Problem requirements –
Check each line of the entries below for the word "letter", then state how many lines have it and nothing more.

[Source data]

=== Section Start ===

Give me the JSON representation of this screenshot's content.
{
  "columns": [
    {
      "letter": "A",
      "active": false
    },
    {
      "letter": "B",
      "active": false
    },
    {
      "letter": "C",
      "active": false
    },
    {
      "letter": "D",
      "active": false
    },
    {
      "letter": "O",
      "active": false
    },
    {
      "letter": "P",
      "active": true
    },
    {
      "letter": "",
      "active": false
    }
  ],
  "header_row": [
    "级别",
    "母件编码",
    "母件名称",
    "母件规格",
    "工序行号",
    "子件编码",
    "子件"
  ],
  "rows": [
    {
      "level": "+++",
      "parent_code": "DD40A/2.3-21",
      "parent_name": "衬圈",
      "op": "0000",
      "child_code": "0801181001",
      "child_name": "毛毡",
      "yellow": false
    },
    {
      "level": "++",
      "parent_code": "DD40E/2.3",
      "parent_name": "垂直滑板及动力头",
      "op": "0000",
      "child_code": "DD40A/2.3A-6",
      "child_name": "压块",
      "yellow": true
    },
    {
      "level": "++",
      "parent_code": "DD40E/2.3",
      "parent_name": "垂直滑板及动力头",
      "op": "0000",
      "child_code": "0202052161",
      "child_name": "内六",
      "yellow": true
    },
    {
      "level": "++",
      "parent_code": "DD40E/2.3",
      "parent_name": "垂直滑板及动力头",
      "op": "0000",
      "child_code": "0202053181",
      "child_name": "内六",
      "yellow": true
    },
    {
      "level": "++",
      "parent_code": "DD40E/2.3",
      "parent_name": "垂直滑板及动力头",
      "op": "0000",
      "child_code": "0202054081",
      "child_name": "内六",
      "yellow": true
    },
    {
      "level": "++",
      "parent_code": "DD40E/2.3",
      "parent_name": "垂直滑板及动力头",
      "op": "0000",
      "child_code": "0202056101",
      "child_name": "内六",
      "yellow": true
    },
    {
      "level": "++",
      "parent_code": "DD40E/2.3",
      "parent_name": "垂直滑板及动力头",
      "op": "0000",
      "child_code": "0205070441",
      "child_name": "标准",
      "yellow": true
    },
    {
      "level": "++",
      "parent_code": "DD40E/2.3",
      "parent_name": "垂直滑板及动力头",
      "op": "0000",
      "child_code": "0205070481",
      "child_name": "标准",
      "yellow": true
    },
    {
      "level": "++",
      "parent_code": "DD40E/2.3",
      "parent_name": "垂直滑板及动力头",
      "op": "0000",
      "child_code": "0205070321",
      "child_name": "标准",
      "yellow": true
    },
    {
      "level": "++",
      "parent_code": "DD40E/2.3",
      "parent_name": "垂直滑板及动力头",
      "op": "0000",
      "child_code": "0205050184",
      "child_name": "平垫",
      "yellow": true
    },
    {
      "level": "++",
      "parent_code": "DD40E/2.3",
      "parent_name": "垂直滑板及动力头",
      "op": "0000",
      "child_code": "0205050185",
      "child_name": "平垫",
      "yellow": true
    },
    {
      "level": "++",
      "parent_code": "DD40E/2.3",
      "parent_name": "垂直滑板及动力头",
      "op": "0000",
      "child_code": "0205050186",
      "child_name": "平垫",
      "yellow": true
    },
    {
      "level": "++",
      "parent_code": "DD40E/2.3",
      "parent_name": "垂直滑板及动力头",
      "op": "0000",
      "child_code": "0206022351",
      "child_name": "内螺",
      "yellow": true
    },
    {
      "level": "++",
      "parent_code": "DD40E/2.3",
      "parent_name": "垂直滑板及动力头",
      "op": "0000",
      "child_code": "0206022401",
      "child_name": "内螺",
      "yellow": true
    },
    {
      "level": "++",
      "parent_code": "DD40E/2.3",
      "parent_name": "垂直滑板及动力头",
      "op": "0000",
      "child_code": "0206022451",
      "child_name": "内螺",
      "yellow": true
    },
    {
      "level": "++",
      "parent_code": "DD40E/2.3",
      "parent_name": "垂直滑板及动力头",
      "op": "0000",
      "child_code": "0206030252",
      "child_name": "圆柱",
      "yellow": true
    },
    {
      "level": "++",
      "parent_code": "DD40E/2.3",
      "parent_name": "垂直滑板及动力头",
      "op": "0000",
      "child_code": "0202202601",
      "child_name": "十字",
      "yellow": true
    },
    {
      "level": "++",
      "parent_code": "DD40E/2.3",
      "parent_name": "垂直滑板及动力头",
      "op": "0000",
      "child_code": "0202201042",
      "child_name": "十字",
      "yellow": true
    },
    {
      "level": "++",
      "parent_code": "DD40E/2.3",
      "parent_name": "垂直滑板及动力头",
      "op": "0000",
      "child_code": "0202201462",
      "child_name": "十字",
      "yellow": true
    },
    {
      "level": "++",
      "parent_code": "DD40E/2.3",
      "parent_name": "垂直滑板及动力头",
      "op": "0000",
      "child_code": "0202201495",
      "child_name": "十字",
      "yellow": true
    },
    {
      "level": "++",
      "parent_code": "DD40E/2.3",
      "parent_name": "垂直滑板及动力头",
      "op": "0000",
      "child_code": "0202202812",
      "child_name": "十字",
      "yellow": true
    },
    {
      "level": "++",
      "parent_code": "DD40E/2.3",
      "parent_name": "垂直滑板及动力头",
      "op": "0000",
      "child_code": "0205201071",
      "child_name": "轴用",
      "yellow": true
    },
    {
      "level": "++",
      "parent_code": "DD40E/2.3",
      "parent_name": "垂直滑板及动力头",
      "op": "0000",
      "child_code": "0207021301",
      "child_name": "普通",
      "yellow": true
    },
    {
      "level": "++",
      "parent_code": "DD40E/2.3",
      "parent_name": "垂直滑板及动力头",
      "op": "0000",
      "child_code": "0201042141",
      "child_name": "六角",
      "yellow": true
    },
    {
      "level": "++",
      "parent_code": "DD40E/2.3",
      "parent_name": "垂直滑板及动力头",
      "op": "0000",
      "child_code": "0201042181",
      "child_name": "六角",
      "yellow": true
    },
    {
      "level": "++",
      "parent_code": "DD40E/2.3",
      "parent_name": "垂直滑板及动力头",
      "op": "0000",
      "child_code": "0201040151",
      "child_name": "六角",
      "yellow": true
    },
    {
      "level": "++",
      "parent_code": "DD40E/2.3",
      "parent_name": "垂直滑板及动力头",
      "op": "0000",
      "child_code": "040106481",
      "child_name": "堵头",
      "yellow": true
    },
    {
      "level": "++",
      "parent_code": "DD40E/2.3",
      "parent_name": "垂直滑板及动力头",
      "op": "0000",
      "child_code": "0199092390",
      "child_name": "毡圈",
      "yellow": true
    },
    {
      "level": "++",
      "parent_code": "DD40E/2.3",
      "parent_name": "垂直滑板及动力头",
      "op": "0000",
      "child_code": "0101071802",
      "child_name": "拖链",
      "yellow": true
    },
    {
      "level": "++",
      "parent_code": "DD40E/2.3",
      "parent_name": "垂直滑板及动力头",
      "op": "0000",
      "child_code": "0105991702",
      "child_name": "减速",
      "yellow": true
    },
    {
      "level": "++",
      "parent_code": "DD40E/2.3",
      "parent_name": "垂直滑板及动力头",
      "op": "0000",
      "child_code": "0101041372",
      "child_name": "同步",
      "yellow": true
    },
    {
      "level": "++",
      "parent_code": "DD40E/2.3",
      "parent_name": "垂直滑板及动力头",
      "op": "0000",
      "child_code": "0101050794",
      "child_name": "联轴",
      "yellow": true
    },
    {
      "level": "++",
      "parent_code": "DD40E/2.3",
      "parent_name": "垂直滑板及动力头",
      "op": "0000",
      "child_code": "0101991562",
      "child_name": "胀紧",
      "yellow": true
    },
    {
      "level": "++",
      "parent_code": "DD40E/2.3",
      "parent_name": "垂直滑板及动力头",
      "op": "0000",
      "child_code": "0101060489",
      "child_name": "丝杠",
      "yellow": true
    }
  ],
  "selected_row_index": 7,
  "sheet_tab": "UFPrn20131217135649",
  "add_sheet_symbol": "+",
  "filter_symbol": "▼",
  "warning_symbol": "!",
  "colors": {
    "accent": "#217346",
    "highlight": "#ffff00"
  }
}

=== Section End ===

Result –
7